-- Opening Marker --

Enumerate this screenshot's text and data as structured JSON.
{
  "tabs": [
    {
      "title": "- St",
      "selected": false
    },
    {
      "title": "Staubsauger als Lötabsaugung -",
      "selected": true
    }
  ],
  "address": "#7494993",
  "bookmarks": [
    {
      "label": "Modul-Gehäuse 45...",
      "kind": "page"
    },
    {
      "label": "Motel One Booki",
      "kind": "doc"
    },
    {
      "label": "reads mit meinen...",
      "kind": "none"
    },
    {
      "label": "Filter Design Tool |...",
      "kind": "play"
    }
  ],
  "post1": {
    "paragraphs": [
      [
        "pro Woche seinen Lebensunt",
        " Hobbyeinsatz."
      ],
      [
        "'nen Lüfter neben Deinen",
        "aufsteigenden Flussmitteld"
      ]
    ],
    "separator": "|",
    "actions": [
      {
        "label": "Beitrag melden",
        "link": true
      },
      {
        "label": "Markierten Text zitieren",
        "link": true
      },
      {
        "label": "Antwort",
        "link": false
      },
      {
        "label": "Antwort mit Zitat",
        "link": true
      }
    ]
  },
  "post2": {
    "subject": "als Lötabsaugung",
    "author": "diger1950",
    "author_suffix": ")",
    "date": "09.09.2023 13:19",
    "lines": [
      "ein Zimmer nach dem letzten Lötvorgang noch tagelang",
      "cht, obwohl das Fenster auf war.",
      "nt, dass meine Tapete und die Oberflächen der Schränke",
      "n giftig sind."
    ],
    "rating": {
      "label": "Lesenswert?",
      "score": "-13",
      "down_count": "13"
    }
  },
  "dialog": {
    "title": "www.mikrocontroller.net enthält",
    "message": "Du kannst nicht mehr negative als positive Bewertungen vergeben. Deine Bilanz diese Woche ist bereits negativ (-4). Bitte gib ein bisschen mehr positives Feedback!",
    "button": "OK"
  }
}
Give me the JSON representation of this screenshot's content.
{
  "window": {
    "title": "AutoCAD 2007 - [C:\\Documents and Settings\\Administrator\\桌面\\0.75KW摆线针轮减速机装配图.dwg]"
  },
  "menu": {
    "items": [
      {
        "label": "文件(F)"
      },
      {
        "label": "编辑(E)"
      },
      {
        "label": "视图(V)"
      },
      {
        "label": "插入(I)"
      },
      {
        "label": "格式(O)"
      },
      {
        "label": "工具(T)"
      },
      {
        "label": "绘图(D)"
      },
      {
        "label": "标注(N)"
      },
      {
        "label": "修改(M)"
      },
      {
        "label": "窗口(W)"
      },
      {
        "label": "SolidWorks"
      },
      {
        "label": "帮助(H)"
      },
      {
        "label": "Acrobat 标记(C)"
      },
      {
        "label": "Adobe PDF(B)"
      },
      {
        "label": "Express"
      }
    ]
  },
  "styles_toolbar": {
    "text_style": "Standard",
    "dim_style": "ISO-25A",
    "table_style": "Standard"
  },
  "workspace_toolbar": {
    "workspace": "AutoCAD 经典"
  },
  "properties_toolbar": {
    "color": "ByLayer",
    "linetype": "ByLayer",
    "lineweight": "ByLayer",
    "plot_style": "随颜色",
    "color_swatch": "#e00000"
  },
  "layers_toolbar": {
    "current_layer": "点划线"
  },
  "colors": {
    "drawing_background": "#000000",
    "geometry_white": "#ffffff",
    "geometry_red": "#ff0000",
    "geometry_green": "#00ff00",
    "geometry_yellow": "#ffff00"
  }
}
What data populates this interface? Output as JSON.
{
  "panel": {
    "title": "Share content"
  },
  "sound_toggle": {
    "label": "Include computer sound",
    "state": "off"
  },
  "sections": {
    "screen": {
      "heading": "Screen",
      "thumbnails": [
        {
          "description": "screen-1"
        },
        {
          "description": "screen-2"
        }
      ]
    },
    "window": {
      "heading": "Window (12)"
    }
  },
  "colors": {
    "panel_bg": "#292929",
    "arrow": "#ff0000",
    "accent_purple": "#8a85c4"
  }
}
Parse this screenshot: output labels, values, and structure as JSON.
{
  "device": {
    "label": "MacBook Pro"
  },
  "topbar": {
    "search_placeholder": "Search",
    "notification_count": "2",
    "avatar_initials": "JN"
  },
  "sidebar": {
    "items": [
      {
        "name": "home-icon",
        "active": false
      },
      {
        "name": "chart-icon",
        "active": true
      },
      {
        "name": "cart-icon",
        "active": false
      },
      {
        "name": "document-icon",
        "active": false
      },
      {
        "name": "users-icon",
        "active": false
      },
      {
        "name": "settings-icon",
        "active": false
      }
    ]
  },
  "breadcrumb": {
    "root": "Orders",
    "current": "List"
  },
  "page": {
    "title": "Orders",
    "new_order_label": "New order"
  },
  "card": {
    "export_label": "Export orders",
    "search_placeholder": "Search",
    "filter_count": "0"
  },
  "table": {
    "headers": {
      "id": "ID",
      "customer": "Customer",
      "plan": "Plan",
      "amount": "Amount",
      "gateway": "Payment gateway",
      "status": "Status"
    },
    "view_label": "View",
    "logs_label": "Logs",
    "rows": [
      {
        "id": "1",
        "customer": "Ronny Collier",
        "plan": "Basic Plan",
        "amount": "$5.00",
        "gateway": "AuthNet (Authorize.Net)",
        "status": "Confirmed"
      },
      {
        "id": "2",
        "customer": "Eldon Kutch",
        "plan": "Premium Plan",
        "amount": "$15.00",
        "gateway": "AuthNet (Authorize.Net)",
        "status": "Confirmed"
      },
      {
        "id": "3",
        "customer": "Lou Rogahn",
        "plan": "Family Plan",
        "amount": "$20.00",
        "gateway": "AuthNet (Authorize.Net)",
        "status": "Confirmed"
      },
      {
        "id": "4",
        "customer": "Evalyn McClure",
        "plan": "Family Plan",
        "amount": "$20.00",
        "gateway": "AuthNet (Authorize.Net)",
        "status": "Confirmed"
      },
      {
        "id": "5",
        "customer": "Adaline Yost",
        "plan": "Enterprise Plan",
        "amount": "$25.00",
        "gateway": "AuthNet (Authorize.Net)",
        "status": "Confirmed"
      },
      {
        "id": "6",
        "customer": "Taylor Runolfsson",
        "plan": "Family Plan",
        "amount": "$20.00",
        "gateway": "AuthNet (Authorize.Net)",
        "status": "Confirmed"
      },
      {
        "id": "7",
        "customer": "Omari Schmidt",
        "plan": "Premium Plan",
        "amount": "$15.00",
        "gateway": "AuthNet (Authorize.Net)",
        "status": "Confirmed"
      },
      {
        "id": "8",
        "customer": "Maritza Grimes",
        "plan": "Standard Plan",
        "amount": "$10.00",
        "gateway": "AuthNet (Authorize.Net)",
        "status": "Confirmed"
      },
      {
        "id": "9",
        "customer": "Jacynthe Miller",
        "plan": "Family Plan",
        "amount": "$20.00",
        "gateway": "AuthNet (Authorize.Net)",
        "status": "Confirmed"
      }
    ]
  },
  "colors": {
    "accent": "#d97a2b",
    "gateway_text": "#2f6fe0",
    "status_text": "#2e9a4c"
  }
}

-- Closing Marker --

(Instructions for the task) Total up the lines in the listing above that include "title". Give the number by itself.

(Response to the task) 6